**AIM OF THE EXERCISE**
Print the data that follows exactly.

(MATERIAL FOR THE TASK begins)

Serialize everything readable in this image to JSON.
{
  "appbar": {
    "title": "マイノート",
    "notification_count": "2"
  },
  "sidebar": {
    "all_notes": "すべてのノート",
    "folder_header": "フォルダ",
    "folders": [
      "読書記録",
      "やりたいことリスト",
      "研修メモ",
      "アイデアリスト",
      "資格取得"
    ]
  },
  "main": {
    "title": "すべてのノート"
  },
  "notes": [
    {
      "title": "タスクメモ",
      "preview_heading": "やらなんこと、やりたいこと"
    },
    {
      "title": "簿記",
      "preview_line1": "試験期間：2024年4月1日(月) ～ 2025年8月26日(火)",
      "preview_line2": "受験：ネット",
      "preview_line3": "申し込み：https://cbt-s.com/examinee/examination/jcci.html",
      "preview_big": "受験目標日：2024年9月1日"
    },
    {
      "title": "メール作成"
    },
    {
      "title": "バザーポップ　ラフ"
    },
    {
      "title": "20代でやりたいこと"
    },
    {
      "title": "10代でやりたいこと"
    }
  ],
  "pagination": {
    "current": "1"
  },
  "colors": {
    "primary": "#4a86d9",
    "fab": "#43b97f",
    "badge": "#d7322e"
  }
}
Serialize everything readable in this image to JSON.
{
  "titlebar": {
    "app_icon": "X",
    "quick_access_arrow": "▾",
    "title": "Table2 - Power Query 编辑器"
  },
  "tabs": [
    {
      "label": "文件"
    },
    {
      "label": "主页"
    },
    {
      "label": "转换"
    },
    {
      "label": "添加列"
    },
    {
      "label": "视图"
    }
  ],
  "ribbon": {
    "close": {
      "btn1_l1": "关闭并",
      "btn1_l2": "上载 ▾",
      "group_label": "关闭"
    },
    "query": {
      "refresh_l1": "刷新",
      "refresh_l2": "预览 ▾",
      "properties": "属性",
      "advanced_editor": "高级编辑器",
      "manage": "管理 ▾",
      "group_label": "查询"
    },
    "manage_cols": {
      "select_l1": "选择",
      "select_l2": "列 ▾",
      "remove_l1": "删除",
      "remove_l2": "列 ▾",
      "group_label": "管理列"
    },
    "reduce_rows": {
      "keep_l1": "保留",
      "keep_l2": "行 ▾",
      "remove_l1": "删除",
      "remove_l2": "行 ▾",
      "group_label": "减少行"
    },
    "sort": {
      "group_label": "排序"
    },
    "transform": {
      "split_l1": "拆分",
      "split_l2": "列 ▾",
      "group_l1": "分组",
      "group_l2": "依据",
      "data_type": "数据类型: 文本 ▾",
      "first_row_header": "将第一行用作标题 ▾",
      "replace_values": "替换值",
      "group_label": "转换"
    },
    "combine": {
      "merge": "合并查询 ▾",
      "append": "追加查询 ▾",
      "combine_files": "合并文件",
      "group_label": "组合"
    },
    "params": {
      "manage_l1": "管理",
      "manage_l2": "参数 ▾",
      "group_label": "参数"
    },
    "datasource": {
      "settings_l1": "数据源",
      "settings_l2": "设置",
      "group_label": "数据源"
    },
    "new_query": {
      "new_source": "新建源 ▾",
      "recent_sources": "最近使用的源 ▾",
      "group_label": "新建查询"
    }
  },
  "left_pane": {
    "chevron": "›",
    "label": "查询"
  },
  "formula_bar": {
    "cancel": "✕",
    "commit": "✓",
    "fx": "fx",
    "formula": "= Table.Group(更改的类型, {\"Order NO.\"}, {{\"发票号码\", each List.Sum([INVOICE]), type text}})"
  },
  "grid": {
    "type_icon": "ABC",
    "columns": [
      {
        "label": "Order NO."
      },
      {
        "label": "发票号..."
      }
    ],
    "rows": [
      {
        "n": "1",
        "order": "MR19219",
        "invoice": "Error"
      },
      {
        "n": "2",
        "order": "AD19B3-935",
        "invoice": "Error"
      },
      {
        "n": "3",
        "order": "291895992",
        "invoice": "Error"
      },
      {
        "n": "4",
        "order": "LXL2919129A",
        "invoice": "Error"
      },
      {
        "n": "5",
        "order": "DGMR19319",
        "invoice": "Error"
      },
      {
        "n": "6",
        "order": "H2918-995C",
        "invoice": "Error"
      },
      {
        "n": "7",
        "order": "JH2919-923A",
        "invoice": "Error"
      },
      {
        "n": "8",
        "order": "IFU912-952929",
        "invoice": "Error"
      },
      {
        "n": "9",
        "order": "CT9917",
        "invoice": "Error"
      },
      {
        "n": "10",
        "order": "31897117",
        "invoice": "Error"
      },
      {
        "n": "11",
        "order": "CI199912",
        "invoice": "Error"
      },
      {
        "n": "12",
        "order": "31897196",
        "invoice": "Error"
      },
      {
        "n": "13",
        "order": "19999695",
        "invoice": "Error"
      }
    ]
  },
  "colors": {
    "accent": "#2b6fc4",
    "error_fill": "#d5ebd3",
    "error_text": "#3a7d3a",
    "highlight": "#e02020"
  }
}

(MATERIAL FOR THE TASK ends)

**RESPONSE AREA**
Serialize everything readable in this image to JSON.
{
  "appbar": {
    "title": "マイノート",
    "notification_count": "2"
  },
  "sidebar": {
    "all_notes": "すべてのノート",
    "folder_header": "フォルダ",
    "folders": [
      "読書記録",
      "やりたいことリスト",
      "研修メモ",
      "アイデアリスト",
      "資格取得"
    ]
  },
  "main": {
    "title": "すべてのノート"
  },
  "notes": [
    {
      "title": "タスクメモ",
      "preview_heading": "やらなんこと、やりたいこと"
    },
    {
      "title": "簿記",
      "preview_line1": "試験期間：2024年4月1日(月) ～ 2025年8月26日(火)",
      "preview_line2": "受験：ネット",
      "preview_line3": "申し込み：https://cbt-s.com/examinee/examination/jcci.html",
      "preview_big": "受験目標日：2024年9月1日"
    },
    {
      "title": "メール作成"
    },
    {
      "title": "バザーポップ　ラフ"
    },
    {
      "title": "20代でやりたいこと"
    },
    {
      "title": "10代でやりたいこと"
    }
  ],
  "pagination": {
    "current": "1"
  },
  "colors": {
    "primary": "#4a86d9",
    "fab": "#43b97f",
    "badge": "#d7322e"
  }
}
Serialize everything readable in this image to JSON.
{
  "titlebar": {
    "app_icon": "X",
    "quick_access_arrow": "▾",
    "title": "Table2 - Power Query 编辑器"
  },
  "tabs": [
    {
      "label": "文件"
    },
    {
      "label": "主页"
    },
    {
      "label": "转换"
    },
    {
      "label": "添加列"
    },
    {
      "label": "视图"
    }
  ],
  "ribbon": {
    "close": {
      "btn1_l1": "关闭并",
      "btn1_l2": "上载 ▾",
      "group_label": "关闭"
    },
    "query": {
      "refresh_l1": "刷新",
      "refresh_l2": "预览 ▾",
      "properties": "属性",
      "advanced_editor": "高级编辑器",
      "manage": "管理 ▾",
      "group_label": "查询"
    },
    "manage_cols": {
      "select_l1": "选择",
      "select_l2": "列 ▾",
      "remove_l1": "删除",
      "remove_l2": "列 ▾",
      "group_label": "管理列"
    },
    "reduce_rows": {
      "keep_l1": "保留",
      "keep_l2": "行 ▾",
      "remove_l1": "删除",
      "remove_l2": "行 ▾",
      "group_label": "减少行"
    },
    "sort": {
      "group_label": "排序"
    },
    "transform": {
      "split_l1": "拆分",
      "split_l2": "列 ▾",
      "group_l1": "分组",
      "group_l2": "依据",
      "data_type": "数据类型: 文本 ▾",
      "first_row_header": "将第一行用作标题 ▾",
      "replace_values": "替换值",
      "group_label": "转换"
    },
    "combine": {
      "merge": "合并查询 ▾",
      "append": "追加查询 ▾",
      "combine_files": "合并文件",
      "group_label": "组合"
    },
    "params": {
      "manage_l1": "管理",
      "manage_l2": "参数 ▾",
      "group_label": "参数"
    },
    "datasource": {
      "settings_l1": "数据源",
      "settings_l2": "设置",
      "group_label": "数据源"
    },
    "new_query": {
      "new_source": "新建源 ▾",
      "recent_sources": "最近使用的源 ▾",
      "group_label": "新建查询"
    }
  },
  "left_pane": {
    "chevron": "›",
    "label": "查询"
  },
  "formula_bar": {
    "cancel": "✕",
    "commit": "✓",
    "fx": "fx",
    "formula": "= Table.Group(更改的类型, {\"Order NO.\"}, {{\"发票号码\", each List.Sum([INVOICE]), type text}})"
  },
  "grid": {
    "type_icon": "ABC",
    "columns": [
      {
        "label": "Order NO."
      },
      {
        "label": "发票号..."
      }
    ],
    "rows": [
      {
        "n": "1",
        "order": "MR19219",
        "invoice": "Error"
      },
      {
        "n": "2",
        "order": "AD19B3-935",
        "invoice": "Error"
      },
      {
        "n": "3",
        "order": "291895992",
        "invoice": "Error"
      },
      {
        "n": "4",
        "order": "LXL2919129A",
        "invoice": "Error"
      },
      {
        "n": "5",
        "order": "DGMR19319",
        "invoice": "Error"
      },
      {
        "n": "6",
        "order": "H2918-995C",
        "invoice": "Error"
      },
      {
        "n": "7",
        "order": "JH2919-923A",
        "invoice": "Error"
      },
      {
        "n": "8",
        "order": "IFU912-952929",
        "invoice": "Error"
      },
      {
        "n": "9",
        "order": "CT9917",
        "invoice": "Error"
      },
      {
        "n": "10",
        "order": "31897117",
        "invoice": "Error"
      },
      {
        "n": "11",
        "order": "CI199912",
        "invoice": "Error"
      },
      {
        "n": "12",
        "order": "31897196",
        "invoice": "Error"
      },
      {
        "n": "13",
        "order": "19999695",
        "invoice": "Error"
      }
    ]
  },
  "colors": {
    "accent": "#2b6fc4",
    "error_fill": "#d5ebd3",
    "error_text": "#3a7d3a",
    "highlight": "#e02020"
  }
}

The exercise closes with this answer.